[Dataset rows for apps and sites]
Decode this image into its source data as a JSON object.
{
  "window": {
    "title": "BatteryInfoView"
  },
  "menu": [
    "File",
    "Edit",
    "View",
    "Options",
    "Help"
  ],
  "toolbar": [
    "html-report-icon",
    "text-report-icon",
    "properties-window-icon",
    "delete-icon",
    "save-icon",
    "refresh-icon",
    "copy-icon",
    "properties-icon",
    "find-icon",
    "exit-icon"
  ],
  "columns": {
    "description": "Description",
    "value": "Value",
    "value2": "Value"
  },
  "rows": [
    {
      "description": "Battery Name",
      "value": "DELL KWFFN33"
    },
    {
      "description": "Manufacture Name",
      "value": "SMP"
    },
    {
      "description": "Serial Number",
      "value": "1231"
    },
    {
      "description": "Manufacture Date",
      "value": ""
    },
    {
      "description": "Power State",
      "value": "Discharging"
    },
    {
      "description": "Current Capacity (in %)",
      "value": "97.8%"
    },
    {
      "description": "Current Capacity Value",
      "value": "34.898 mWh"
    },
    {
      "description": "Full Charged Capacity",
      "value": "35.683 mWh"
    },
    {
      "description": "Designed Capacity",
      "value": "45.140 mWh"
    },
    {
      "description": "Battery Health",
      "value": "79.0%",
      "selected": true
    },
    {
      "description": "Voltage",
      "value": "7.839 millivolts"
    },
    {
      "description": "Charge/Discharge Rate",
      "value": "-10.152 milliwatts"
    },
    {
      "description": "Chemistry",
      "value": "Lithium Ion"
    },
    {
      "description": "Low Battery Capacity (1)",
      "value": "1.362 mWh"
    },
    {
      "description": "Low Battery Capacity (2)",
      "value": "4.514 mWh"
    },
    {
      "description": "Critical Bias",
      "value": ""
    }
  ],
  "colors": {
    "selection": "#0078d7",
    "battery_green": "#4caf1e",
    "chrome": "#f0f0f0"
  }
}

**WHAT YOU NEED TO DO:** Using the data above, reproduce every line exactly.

**SOLUTION TO THE PROBLEM:**
Decode this image into its source data as a JSON object.
{
  "window": {
    "title": "BatteryInfoView"
  },
  "menu": [
    "File",
    "Edit",
    "View",
    "Options",
    "Help"
  ],
  "toolbar": [
    "html-report-icon",
    "text-report-icon",
    "properties-window-icon",
    "delete-icon",
    "save-icon",
    "refresh-icon",
    "copy-icon",
    "properties-icon",
    "find-icon",
    "exit-icon"
  ],
  "columns": {
    "description": "Description",
    "value": "Value",
    "value2": "Value"
  },
  "rows": [
    {
      "description": "Battery Name",
      "value": "DELL KWFFN33"
    },
    {
      "description": "Manufacture Name",
      "value": "SMP"
    },
    {
      "description": "Serial Number",
      "value": "1231"
    },
    {
      "description": "Manufacture Date",
      "value": ""
    },
    {
      "description": "Power State",
      "value": "Discharging"
    },
    {
      "description": "Current Capacity (in %)",
      "value": "97.8%"
    },
    {
      "description": "Current Capacity Value",
      "value": "34.898 mWh"
    },
    {
      "description": "Full Charged Capacity",
      "value": "35.683 mWh"
    },
    {
      "description": "Designed Capacity",
      "value": "45.140 mWh"
    },
    {
      "description": "Battery Health",
      "value": "79.0%",
      "selected": true
    },
    {
      "description": "Voltage",
      "value": "7.839 millivolts"
    },
    {
      "description": "Charge/Discharge Rate",
      "value": "-10.152 milliwatts"
    },
    {
      "description": "Chemistry",
      "value": "Lithium Ion"
    },
    {
      "description": "Low Battery Capacity (1)",
      "value": "1.362 mWh"
    },
    {
      "description": "Low Battery Capacity (2)",
      "value": "4.514 mWh"
    },
    {
      "description": "Critical Bias",
      "value": ""
    }
  ],
  "colors": {
    "selection": "#0078d7",
    "battery_green": "#4caf1e",
    "chrome": "#f0f0f0"
  }
}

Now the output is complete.